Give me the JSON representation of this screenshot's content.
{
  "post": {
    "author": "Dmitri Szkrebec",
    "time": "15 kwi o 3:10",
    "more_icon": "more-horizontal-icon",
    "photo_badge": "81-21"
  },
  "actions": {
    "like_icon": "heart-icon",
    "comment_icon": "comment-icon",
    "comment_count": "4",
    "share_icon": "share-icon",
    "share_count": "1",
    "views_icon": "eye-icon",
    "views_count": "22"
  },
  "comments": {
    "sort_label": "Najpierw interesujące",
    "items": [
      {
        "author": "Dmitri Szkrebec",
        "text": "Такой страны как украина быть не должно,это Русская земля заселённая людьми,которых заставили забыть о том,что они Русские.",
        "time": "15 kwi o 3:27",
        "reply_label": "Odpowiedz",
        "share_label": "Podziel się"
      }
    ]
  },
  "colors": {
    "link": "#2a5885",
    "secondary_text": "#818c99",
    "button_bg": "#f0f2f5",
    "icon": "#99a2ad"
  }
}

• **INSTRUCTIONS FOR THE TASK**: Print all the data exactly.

• **ANSWER BELOW**:
Give me the JSON representation of this screenshot's content.
{
  "post": {
    "author": "Dmitri Szkrebec",
    "time": "15 kwi o 3:10",
    "more_icon": "more-horizontal-icon",
    "photo_badge": "81-21"
  },
  "actions": {
    "like_icon": "heart-icon",
    "comment_icon": "comment-icon",
    "comment_count": "4",
    "share_icon": "share-icon",
    "share_count": "1",
    "views_icon": "eye-icon",
    "views_count": "22"
  },
  "comments": {
    "sort_label": "Najpierw interesujące",
    "items": [
      {
        "author": "Dmitri Szkrebec",
        "text": "Такой страны как украина быть не должно,это Русская земля заселённая людьми,которых заставили забыть о том,что они Русские.",
        "time": "15 kwi o 3:27",
        "reply_label": "Odpowiedz",
        "share_label": "Podziel się"
      }
    ]
  },
  "colors": {
    "link": "#2a5885",
    "secondary_text": "#818c99",
    "button_bg": "#f0f2f5",
    "icon": "#99a2ad"
  }
}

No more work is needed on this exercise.